“I thought I was going to be wearing a dress made of bottle tops.”
This was from one of the women who volunteered to be a model in the Eco Fashion Show I co-produced for Peace Boat in October.
I laughed. “That is exactly what I didn’t want to do!” No, what I wanted to do was bring together some of the most beautiful sustainable fashion in New York City, to win the hearts and minds of the unconverted. I didn’t want another student fashion show with upcycled trash bags. Those are fun, but they don’t convince anyone to wear sustainable fashion. Actually, I think they actually drive people away from the movement.
And the stakes were high. The Peace Boat, of which my friend Emilie McGlone is the U.S director, is an International Non-Governmental and Non-profit organization that works to promote peace, human rights, equal and sustainable development and respect for the environment. This year they are focused on promoting the UN’s Sustainable Development Goals. And fashion has a large role to play in many of the goals, like gender equality, clean water and sanitation, decent work and economic growth… the list goes on. However, from my separate discussions with the UN’s Development Programme, it’s become clear to me fashion is not on the minds of the people who are in the position to make decisions on these issues. Maybe I could help change that.

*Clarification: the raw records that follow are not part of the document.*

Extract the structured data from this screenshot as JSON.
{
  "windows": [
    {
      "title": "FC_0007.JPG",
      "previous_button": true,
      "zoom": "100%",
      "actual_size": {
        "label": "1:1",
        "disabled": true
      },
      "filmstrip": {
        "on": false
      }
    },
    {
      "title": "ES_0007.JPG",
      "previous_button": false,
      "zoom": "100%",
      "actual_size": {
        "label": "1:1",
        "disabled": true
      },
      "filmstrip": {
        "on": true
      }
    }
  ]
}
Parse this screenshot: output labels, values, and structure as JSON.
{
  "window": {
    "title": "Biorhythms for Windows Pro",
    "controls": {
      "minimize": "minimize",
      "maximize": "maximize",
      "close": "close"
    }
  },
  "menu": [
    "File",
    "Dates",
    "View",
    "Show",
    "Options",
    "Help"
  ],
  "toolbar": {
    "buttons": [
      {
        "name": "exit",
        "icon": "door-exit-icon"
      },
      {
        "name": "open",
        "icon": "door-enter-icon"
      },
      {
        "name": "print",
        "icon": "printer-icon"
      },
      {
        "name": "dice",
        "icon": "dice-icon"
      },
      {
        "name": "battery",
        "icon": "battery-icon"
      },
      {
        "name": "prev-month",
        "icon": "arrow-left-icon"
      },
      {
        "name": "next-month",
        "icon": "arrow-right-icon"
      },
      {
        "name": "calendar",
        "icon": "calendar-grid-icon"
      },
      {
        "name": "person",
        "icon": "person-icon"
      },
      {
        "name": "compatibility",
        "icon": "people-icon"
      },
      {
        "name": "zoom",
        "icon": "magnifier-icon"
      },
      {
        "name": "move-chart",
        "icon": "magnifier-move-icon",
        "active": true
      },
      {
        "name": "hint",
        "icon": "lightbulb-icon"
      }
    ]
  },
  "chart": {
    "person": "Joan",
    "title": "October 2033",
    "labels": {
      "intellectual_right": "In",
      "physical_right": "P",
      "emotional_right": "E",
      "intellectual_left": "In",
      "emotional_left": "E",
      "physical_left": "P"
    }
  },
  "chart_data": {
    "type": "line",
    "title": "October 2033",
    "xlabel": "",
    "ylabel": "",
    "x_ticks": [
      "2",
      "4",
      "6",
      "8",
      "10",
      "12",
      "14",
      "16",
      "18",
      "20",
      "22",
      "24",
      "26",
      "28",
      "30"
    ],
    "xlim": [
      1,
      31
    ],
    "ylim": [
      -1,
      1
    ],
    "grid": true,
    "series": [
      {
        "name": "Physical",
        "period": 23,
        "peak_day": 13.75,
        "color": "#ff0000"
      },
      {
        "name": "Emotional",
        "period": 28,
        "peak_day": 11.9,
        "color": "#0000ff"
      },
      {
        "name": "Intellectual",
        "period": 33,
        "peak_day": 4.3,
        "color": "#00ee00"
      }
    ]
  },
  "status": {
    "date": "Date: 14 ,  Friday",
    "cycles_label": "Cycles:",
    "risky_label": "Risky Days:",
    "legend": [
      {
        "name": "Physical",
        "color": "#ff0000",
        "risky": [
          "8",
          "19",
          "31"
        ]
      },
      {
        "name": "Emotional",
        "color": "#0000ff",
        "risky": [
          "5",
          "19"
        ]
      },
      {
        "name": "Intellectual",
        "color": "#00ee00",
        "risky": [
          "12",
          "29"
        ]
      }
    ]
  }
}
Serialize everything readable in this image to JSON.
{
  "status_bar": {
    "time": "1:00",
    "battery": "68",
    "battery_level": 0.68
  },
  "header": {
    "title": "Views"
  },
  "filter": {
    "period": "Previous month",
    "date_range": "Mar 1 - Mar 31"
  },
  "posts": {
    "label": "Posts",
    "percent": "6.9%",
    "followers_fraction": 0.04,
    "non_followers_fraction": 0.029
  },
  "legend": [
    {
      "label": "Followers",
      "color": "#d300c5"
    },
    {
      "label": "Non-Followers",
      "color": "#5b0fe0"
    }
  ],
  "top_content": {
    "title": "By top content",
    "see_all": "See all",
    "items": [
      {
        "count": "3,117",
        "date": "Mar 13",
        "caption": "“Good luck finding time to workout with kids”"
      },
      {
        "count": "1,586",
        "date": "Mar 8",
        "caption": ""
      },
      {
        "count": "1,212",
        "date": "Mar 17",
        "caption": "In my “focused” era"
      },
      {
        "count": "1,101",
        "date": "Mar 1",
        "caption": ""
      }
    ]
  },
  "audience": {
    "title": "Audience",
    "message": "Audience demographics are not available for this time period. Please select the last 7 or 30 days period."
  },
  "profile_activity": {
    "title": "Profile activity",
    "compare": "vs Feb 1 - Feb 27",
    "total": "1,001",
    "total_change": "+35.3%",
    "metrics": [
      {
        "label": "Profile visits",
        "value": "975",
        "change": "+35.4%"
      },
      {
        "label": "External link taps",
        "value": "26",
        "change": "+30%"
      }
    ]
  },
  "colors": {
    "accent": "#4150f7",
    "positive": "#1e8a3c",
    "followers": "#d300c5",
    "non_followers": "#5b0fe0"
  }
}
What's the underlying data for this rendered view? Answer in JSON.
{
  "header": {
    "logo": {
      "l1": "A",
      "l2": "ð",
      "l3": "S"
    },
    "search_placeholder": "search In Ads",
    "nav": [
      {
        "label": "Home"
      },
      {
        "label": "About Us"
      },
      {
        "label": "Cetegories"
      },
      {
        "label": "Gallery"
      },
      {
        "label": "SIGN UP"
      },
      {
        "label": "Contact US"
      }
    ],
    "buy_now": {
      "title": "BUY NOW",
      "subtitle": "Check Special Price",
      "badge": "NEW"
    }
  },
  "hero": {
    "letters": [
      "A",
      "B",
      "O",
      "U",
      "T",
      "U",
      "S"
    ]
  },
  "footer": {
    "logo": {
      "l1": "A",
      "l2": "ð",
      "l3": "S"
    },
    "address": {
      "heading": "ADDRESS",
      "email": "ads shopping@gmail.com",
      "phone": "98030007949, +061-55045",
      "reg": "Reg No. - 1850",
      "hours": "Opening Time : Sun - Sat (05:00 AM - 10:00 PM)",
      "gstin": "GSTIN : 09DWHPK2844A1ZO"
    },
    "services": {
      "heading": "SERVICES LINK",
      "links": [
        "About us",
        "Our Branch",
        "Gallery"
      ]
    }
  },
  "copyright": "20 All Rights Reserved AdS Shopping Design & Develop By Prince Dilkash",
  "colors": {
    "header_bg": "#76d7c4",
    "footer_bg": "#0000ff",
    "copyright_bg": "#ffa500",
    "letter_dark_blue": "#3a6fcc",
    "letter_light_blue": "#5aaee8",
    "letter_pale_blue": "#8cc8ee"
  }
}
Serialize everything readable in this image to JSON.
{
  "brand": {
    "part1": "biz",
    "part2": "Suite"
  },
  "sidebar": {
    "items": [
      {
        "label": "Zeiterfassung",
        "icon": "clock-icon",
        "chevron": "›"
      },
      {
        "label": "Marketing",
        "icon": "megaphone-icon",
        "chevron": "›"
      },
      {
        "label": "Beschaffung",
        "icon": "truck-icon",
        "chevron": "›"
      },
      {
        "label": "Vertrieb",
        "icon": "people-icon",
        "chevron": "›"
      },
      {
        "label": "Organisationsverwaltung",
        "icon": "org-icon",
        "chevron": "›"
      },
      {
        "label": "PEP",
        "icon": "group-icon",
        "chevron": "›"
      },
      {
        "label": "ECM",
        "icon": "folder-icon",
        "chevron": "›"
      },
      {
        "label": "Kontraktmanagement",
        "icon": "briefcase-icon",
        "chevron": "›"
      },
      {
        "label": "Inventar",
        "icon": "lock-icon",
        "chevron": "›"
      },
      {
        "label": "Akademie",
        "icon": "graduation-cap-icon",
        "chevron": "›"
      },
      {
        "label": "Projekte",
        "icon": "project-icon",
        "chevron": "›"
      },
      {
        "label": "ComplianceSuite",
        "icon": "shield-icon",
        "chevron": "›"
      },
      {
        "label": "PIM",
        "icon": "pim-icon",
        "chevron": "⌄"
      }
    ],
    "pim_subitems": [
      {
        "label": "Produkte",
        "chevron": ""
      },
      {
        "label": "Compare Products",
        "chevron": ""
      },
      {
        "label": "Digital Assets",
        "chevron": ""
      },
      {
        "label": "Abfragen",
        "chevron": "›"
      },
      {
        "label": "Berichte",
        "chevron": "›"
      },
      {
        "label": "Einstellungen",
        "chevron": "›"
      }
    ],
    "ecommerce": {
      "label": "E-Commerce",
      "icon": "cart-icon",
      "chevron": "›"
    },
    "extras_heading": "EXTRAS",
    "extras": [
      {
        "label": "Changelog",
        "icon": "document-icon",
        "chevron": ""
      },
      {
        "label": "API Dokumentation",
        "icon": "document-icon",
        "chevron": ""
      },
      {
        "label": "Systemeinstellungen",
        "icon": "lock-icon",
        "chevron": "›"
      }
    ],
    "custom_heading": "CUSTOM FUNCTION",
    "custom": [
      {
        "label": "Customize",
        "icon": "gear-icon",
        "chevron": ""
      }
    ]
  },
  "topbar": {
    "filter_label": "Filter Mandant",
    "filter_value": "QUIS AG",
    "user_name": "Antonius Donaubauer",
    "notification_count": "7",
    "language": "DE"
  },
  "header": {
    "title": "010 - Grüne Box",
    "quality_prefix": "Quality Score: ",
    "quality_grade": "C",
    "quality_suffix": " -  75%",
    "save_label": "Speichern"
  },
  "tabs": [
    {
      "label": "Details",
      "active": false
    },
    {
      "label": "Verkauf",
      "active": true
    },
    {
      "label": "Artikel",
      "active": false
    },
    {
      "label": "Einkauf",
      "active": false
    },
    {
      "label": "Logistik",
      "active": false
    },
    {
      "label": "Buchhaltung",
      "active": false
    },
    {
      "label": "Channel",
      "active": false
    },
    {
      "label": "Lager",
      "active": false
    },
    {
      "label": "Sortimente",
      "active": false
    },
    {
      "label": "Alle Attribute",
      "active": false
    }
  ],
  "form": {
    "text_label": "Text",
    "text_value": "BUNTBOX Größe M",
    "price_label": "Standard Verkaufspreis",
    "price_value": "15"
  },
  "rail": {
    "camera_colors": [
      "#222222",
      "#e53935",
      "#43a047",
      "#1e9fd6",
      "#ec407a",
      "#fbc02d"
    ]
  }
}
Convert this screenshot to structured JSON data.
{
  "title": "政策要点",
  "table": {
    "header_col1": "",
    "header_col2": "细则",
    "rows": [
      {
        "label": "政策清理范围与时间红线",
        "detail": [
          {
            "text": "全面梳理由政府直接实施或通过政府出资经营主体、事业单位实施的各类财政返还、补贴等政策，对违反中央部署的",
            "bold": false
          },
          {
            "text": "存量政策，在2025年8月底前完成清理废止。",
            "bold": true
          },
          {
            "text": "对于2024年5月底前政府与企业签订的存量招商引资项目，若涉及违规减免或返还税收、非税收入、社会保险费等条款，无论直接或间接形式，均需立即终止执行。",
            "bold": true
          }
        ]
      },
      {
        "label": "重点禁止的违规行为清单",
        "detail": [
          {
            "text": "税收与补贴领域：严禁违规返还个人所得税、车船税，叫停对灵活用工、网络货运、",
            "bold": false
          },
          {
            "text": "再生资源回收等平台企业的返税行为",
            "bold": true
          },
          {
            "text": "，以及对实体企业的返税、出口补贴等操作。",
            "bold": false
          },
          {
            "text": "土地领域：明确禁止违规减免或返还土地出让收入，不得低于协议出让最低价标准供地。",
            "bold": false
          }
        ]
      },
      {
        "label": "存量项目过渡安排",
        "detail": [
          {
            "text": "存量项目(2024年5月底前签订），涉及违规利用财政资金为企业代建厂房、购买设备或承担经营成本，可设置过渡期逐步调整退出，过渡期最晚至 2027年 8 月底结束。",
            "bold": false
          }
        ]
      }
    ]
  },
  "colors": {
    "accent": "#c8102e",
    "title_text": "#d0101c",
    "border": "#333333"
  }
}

The Peace Boat docked on the west side of NYC on October 20th, and hosted an evening tour, show, reception, and after party for over 700 VIPs affiliated with the UN and NGOs. The show was largely dedicated to fundraising and discussion of serious issues such as nuclear disarmament and natural disaster aid. Emilie wanted to end the show on a more lighthearted, energetic note, and asked me to pull together a fashion show. I don’t usually get handed a huge venue with a built-in audience of very important people. It was a huge opportunity that I was determined the make the most of.
I reached out to some of my favorite designers: Titania Inglis, Behno, Arkins, Svilu, Awaveawake, Suzanne Rae, and the high-end retailer Indelust. There were many more I could have contacted, but I was aiming for a certain aesthetic, and wanted all the clothing to jive with each other.
The models were friends and friends of friends of Emilie and me. Some of them were professional models, and some were just sample-sized ladies who volunteered. We ended up, quite by accident, with a diverse group of 15 women representing several nationalities and ethnicities.
And the who was a huge success! For many audience members, this was their first brush with the world of sustainable fashion, and they came away converted.
I know that I didn’t include every worthy designer in the show, and some of you have reached out to ask about the next one. Do not fear! We are planning on doing it again the same time next year when the Peace Boat comes back to New York City.